Component data from apps and pages ::
'''

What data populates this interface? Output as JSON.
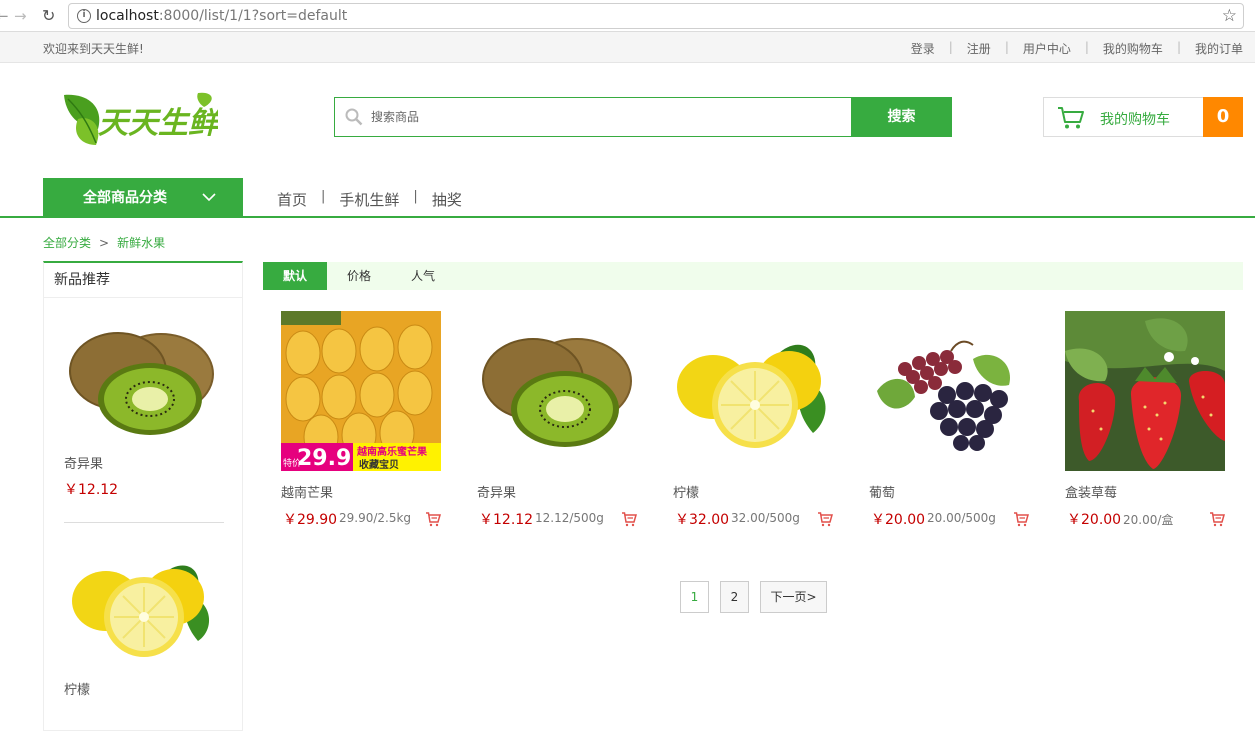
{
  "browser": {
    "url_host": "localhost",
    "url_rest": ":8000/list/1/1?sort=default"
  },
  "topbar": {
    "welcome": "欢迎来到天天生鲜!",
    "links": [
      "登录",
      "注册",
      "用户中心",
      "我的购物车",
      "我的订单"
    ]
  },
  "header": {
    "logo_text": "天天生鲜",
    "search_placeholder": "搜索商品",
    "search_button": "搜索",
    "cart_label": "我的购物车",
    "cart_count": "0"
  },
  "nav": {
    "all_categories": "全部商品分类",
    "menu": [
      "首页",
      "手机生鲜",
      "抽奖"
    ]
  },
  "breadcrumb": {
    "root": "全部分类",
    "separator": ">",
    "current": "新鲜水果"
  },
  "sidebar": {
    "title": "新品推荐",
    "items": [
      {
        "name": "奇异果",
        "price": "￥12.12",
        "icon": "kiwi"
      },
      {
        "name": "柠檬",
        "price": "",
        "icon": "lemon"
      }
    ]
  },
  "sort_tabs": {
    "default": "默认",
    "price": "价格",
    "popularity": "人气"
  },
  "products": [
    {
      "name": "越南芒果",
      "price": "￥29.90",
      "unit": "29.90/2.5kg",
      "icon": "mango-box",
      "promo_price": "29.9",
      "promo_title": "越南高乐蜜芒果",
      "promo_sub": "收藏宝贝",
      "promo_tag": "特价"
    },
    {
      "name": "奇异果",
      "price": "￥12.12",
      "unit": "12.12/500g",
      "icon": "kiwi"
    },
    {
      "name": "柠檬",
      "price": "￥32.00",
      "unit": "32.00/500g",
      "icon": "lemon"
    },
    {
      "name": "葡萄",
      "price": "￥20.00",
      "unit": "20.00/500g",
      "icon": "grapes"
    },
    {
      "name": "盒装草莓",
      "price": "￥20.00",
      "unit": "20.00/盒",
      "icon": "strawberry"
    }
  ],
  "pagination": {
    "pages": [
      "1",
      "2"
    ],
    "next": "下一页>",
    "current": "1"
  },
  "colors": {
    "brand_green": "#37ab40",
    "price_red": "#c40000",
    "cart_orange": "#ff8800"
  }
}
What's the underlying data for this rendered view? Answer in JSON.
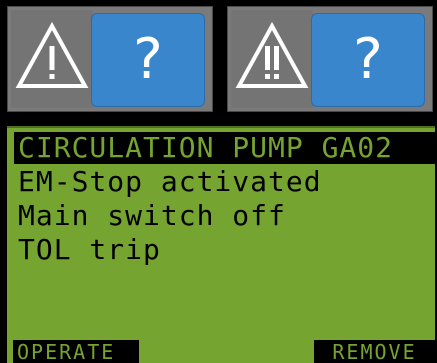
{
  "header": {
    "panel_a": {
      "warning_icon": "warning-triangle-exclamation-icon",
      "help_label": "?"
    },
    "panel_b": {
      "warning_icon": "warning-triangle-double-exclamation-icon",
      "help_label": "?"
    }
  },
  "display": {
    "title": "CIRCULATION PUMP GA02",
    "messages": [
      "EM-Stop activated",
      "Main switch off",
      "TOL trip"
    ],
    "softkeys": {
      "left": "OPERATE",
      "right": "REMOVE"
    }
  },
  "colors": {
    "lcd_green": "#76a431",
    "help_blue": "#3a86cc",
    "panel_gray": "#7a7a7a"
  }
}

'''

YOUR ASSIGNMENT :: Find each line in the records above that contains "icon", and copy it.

TASK RESULT ::
        "icon": "kiwi"
        "icon": "lemon"
      "icon": "mango-box",
      "icon": "kiwi"
      "icon": "lemon"
      "icon": "grapes"
      "icon": "strawberry"
      "warning_icon": "warning-triangle-exclamation-icon",
      "warning_icon": "warning-triangle-double-exclamation-icon",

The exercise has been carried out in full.